On a second appeal this Court will not interfere on the concurrent findings of the High Court and the trial court unless it is shown that there has been a misapprehension of evidence, a miscarriage of justice or a violation of a principle of law or practice. See Amratlal D.M. t/a Zanzibar, Silk Stores v. A.H. Jariwalla t/a Zanzibar Hotel  TLR 31.
The law is settled that the best evidence of rape comes from the victim. In Sulemani Makumba v. Republic Criminal Appeal No. 94 of 1994 CAT (unreported) this Court stated thus:-
"True evidence of rape have to come from the victim.
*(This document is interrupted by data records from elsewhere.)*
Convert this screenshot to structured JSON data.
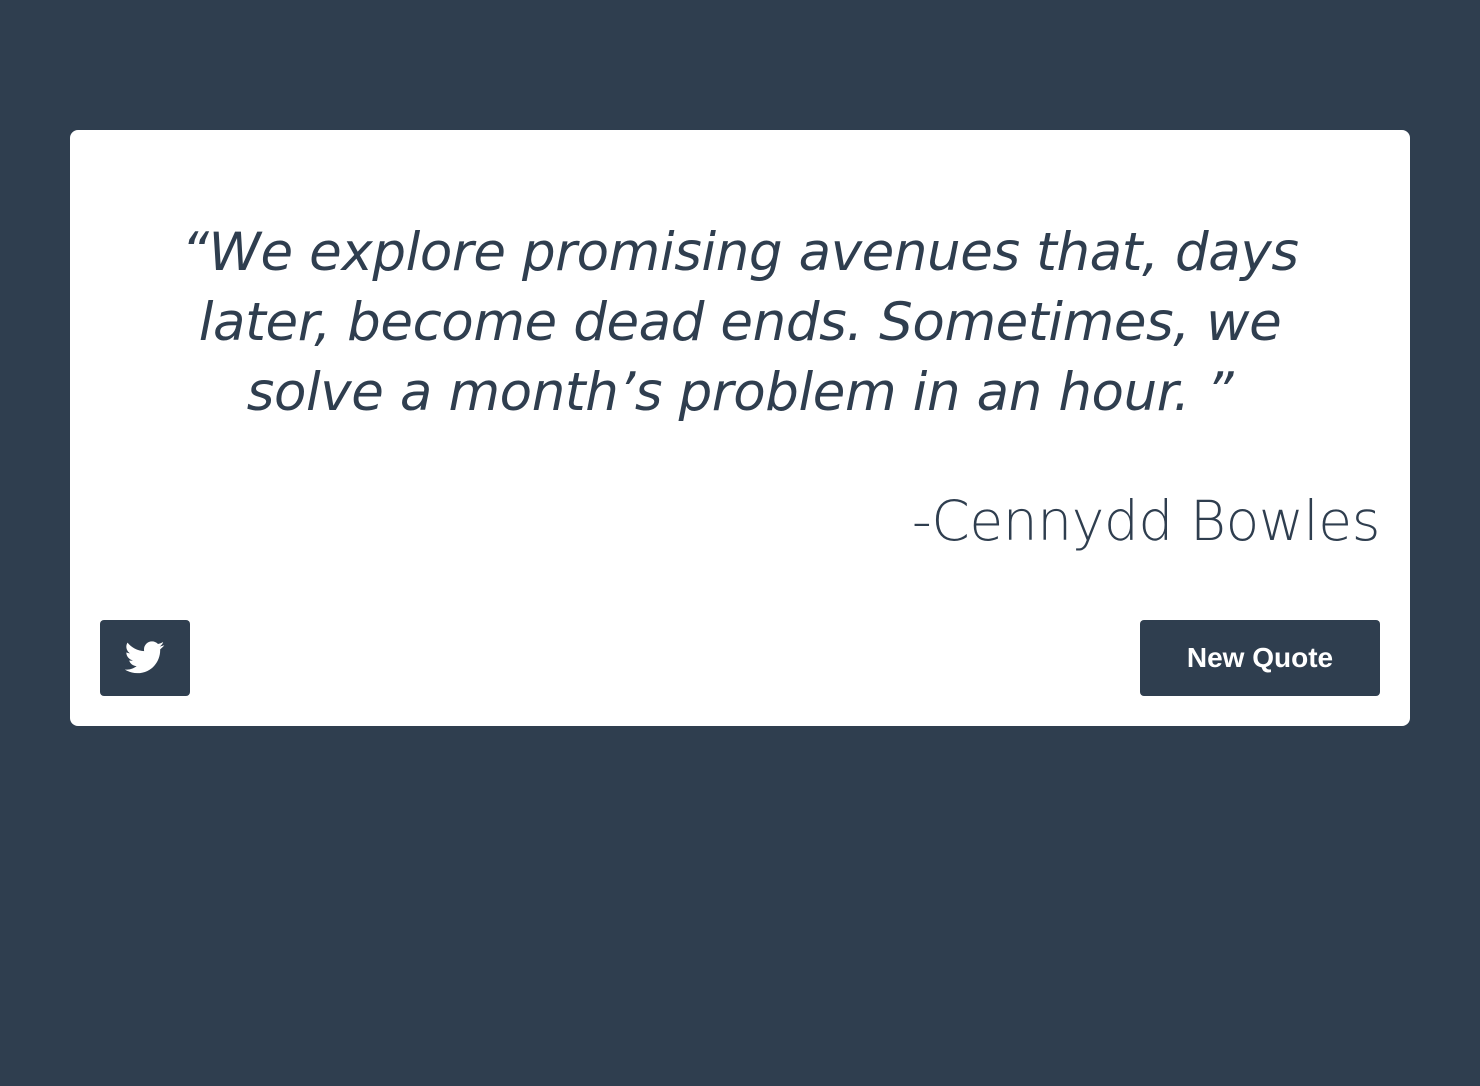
{
  "colors": {
    "background": "#2f3e4f",
    "card": "#ffffff",
    "accent": "#2f3e4f",
    "button_text": "#ffffff"
  },
  "quote": {
    "text": "“We explore promising avenues that, days later, become dead ends. Sometimes, we solve a month’s problem in an hour. ”",
    "author": "-Cennydd Bowles"
  },
  "actions": {
    "tweet_icon": "twitter-bird-icon",
    "new_quote_label": "New Quote"
  }
}
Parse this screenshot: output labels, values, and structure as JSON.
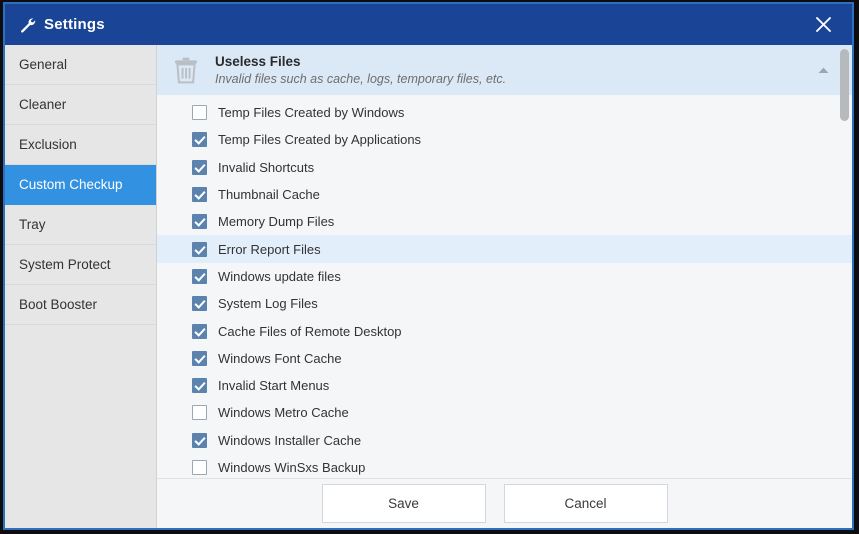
{
  "window": {
    "title": "Settings",
    "title_icon": "wrench-icon",
    "close_icon": "close-icon",
    "accent_titlebar": "#1a4496",
    "accent_selected": "#3391e2",
    "accent_header_band": "#dbe9f7",
    "accent_row_selected": "#e3eefb",
    "checkbox_fill": "#5b83ad"
  },
  "sidebar": {
    "items": [
      {
        "label": "General",
        "active": false
      },
      {
        "label": "Cleaner",
        "active": false
      },
      {
        "label": "Exclusion",
        "active": false
      },
      {
        "label": "Custom Checkup",
        "active": true
      },
      {
        "label": "Tray",
        "active": false
      },
      {
        "label": "System Protect",
        "active": false
      },
      {
        "label": "Boot Booster",
        "active": false
      }
    ]
  },
  "section": {
    "icon": "trash-can-icon",
    "title": "Useless Files",
    "subtitle": "Invalid files such as cache, logs, temporary files, etc.",
    "collapse_icon": "chevron-up-icon"
  },
  "checklist": [
    {
      "label": "Temp Files Created by Windows",
      "checked": false,
      "selected": false
    },
    {
      "label": "Temp Files Created by Applications",
      "checked": true,
      "selected": false
    },
    {
      "label": "Invalid Shortcuts",
      "checked": true,
      "selected": false
    },
    {
      "label": "Thumbnail Cache",
      "checked": true,
      "selected": false
    },
    {
      "label": "Memory Dump Files",
      "checked": true,
      "selected": false
    },
    {
      "label": "Error Report Files",
      "checked": true,
      "selected": true
    },
    {
      "label": "Windows update files",
      "checked": true,
      "selected": false
    },
    {
      "label": "System Log Files",
      "checked": true,
      "selected": false
    },
    {
      "label": "Cache Files of Remote Desktop",
      "checked": true,
      "selected": false
    },
    {
      "label": "Windows Font Cache",
      "checked": true,
      "selected": false
    },
    {
      "label": "Invalid Start Menus",
      "checked": true,
      "selected": false
    },
    {
      "label": "Windows Metro Cache",
      "checked": false,
      "selected": false
    },
    {
      "label": "Windows Installer Cache",
      "checked": true,
      "selected": false
    },
    {
      "label": "Windows WinSxs Backup",
      "checked": false,
      "selected": false
    }
  ],
  "scrollbar": {
    "name": "vertical-scrollbar",
    "thumb_position": "top"
  },
  "footer": {
    "save_label": "Save",
    "cancel_label": "Cancel"
  }
}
If an adult and there was penetration and no consent, and in case of any other woman where consent is irrelevant that there was penetration. "
This means that in the instant case there is overwhelming evidence to establish that it was the appellant who committed the rape.
Subsection (7) of section 127 of the Evidence Act, [Cap. 6 R.E. 2002] the Evidence Act, allows a conviction to be founded on an uncorroborated evidence of the victim of rape if the court believes for the reasons to be recorded that the victim (witness) is telling the truth.
Section 127 (7) of the Evidence Act provides as follows:-
"Notwithstanding the preceding provisions of this section, where in criminal proceedings involving sexual offence the only independent evidence is that of a child of tender years or of a victim of sexual offence, the court shall receive the evidence, and may after assessing the credibility of the evidence of the child of tender years or as the case may be the victim of sexual offence on its own merits, notwithstanding that such evidence is not corroborated proceed to convict, if for reasons to be recorded in the proceedings, the court is satisfied that the child of tender years or the victim of sexual offence is telling nothing but the truth."
Given the status of the evidence of PW1, and the other prosecution witnesses, we are satisfied that such evidence is sufficient to establish the guilt of the appellant and can therefore be relied upon. We therefore have no basis to interfere with the decision of the High Court.
For the reasons stated above, we find no merit in this appeal. We accordingly dismiss the appeal against both conviction and sentence.
DATED at ARUSHA this 13th day of October, 2016.
JUSTICE OF APPEAL
K. M. MUSSA
JUSTICE OF APPEAL
I. H. JUMA
JUSTICE OF APPEAL
I certify that this is a true copy of the original.
B. R. NYAKI
COURT OF APPEAL